“Some mass media outlets and social media users have partially presented the decisions of Dhaka University's Provost Committee, creating confusion among public. No restriction was imposed on anybody to enter or roam around the campus,” said a statement released by the DU.
The authorities also urged all not to encourage “an evil force” by spreading “confusing information” about the university.
The statement comes two days after the university authorities announced that no outsiders would be allowed to roam or stay on the campus or carry out any activities without their permission.
The decision, made at a provost committee meeting on July 5, left people wondering whether they would be able to visit the campus, where many historic and religious establishments were located.
Many, including two former DU vice chancellors Prof Emajuddin Ahmed and Prof AAMS Arefin Siddique, argued the move was against the spirit of the country's premier university, from where some major democratic movements had sparked.
However, the DU authorities in their new statement said the decisions and steps taken at the provost committee meeting were in line with existing rules, policies and earlier decisions of the university.
Prior approval of the university authorities is required to hold any programme, including rally or meeting, on the campus, the statement said, adding that the decision was nothing new.
Monday's statement, however, said, “Outsiders will not be allowed to roam or stay here or carry out any activities without permission of the authorities/proctor.
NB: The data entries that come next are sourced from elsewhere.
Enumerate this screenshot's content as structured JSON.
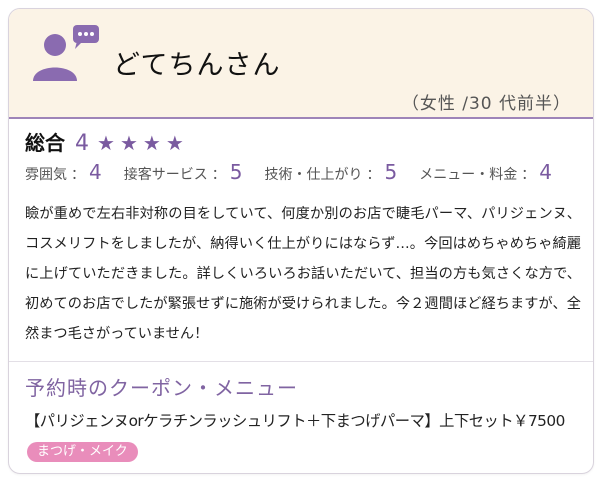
{
  "reviewer": {
    "name": "どてちんさん",
    "profile": "（女性 /30 代前半）",
    "icon": "user-comment-icon"
  },
  "rating": {
    "overall_label": "総合",
    "overall_score": "4",
    "stars": [
      "★",
      "★",
      "★",
      "★"
    ],
    "sub": [
      {
        "label": "雰囲気",
        "value": "4"
      },
      {
        "label": "接客サービス",
        "value": "5"
      },
      {
        "label": "技術・仕上がり",
        "value": "5"
      },
      {
        "label": "メニュー・料金",
        "value": "4"
      }
    ]
  },
  "comment": "瞼が重めで左右非対称の目をしていて、何度か別のお店で睫毛パーマ、パリジェンヌ、コスメリフトをしましたが、納得いく仕上がりにはならず…。今回はめちゃめちゃ綺麗に上げていただきました。詳しくいろいろお話いただいて、担当の方も気さくな方で、初めてのお店でしたが緊張せずに施術が受けられました。今２週間ほど経ちますが、全然まつ毛さがっていません！",
  "coupon": {
    "title": "予約時のクーポン・メニュー",
    "text": "【パリジェンヌorケラチンラッシュリフト＋下まつげパーマ】上下セット￥7500",
    "tag": "まつげ・メイク"
  },
  "colors": {
    "accent": "#7a5aa0",
    "header_bg": "#fbf3e6",
    "tag_bg": "#e98dbb"
  }
}
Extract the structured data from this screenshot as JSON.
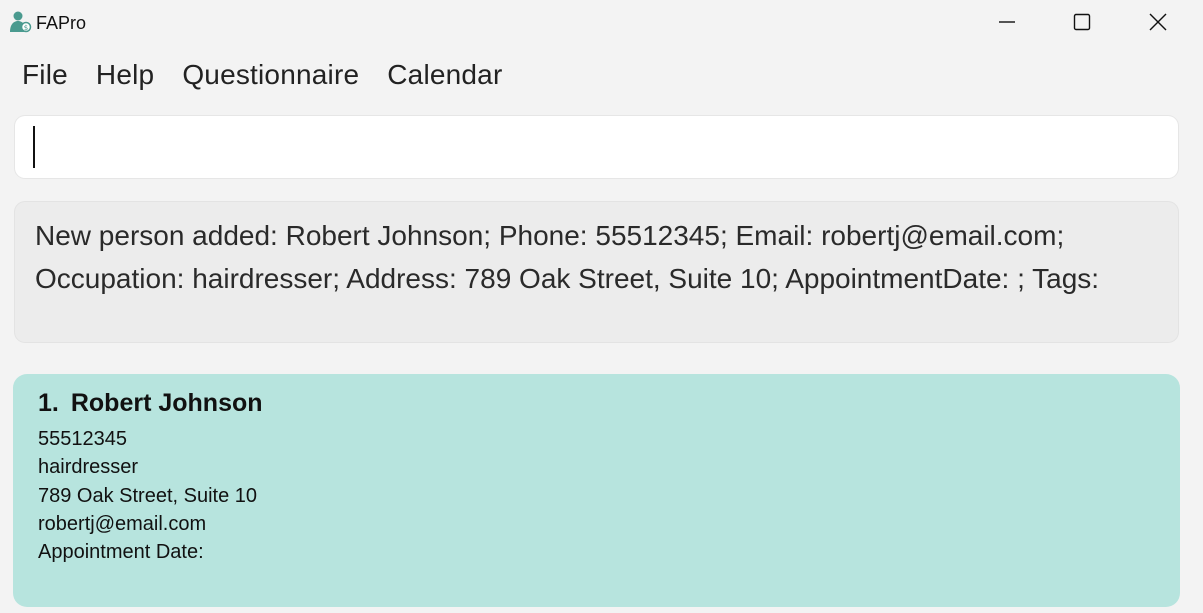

If necessary, the authorities will seek help from law enforcers.”
Yesterday's statement said security guards were always stationed at the gates and it was necessary to create an atmosphere, so that the guards could discharge their duties.
“Authorities occasionally give different directives to them to enhance their skills and responsibilities. Current steps are part of such initiatives,” the statement reads, adding the university authorities are determined to do whatever is required to keep the campus safe for students.
However, DU Vice Chancellor Prof Md Akhtaruzzaman on Tuesday said, “We will soon set up security checkpoints at every entry point. Our security guards will be posted there. They will prevent outsiders from entering the campus.”
The VC, however, declined to comment when he was contacted yesterday. “Whatever is written on the press release… just write it,” he said.
The proctor also declined to comment.
In Monday's statement, the authorities said, "Resident students of dormitories be directed that they refrain from initiating any activities (spreading rumours or making provocative comments) -- other than studies and co-curricular programmes -- that may hinder academic or normal life.”
The statement also asked provosts concerned to issue letters to the women students who recently demonstrated inside their dorms “hampering normal lives of other students” and to make the students aware of their “responsibilities and duties” in the dormitories.
The step came at a time when the DU became the centre of the ongoing movement for reforming the quota system in civil service. Students from other educational institutions and jobseekers have been taking part in it.
Leaders of Bangladesh Sadharan Chhatra Odhikar Sangrakkhan Parishad, a platform that spearheads the quota reform demonstrations, said the decision was aimed at thwarting their movement.
The university authorities have been widely criticised after Chhatra League men attacked quota reformists on the campus while the university administration remained silent.
To add insult to the injuries, the DU vice-chancellor on Sunday compared the activities of quota reformists with that of Islamist terror outfits like the Taliban and Al-Shabaab.